Amar is from a Sikh family. She was born in Kenya where she spent her early childhood. After a year in India, the family came to Britain when Amar was nine years old. Around that time her mother got ill. Amar, being the eldest and being a girl, became responsible for looking after herself and her sister and brothers. She describes their childhood as unhappy, but that they worked as a team.
Amar felt that she and her family were stigmatised due to her mother’s illness (she is suffering from a schizophrenic disorder). She says people’s body language gave away negative attitudes, and that she was unable to marry someone from her community because of stigma. Today she describes herself as spiritual but not religious and she does not want to visit the Temple. She finds her community’s attitude to mental illness hypocritical. Her mother, who is religious, doesn’t go to the Temple either now, due to the attitudes of people there.
When she married outside her own community, her family protested strongly. Amar studied social work as a mature student and started working. She moved to Portugal with her husband and two step-children, but returned to give birth to her son in Britain after 10 years of marriage. Having a son made it easier to be accepted back in her family.
The full responsibility of caring for her mother gradually moved onto Amar. When her father died three years ago she has become the main carer. She feels that her siblings are not doing their bit. In fact, she says, they are not all fully accepting that their mother is ill.

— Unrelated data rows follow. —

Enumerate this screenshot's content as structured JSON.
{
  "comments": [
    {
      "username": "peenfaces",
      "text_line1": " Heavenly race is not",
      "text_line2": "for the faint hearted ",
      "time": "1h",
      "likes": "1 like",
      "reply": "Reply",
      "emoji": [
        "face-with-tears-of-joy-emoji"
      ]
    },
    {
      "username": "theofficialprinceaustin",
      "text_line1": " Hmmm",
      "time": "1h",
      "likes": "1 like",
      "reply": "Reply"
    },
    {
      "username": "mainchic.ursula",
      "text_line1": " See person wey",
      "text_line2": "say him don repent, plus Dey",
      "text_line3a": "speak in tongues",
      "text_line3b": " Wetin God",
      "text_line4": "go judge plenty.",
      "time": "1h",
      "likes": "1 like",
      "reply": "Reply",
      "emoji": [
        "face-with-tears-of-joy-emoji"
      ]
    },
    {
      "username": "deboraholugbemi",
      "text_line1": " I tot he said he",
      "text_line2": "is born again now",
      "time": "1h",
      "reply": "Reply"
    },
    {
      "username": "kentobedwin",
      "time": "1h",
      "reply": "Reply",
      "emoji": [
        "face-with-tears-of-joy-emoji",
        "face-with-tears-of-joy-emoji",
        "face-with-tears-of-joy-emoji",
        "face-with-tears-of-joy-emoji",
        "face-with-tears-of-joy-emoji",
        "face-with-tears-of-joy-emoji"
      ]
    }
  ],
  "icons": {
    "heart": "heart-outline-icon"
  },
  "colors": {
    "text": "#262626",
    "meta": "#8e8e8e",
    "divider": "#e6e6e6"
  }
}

Being a qualified social worker with long working experience, Amar is today closely involved in the medical care of her mother. She often knows more than the health professionals about procedures, policies and practice.
Amar visits her mother before going to work every day. She makes sure her mother is dressed and has something to eat. If she is unwell, Amar will ring a few times from work, or take time off to be with her. After work she goes to her mother’s to cook dinner, clean and do other housework. When she is finally home, it is late and she is tired. She doesn’t have the energy or much time to socialise. She finds it hard to maintain friendships because of her caring responsibilities. Due to her responsibilities and her son being in college, she can’t live with her husband, who is retired abroad.
Amar strongly believes in the value of caring, and this helps her during difficult periods. She also practices meditation and yoga, which she learnt as a child. When crisis hits, she sometimes uses counselling to get things of her chest and to sort out her thoughts. She thinks more such services should be available to carers.
Amar doesn’t know how long she can continue as her mother’s carer. She is tired and dissatisfied with her situation and would like to change direction in her work life. She is also very worried about the impact the situation has on her own and her son’s well being.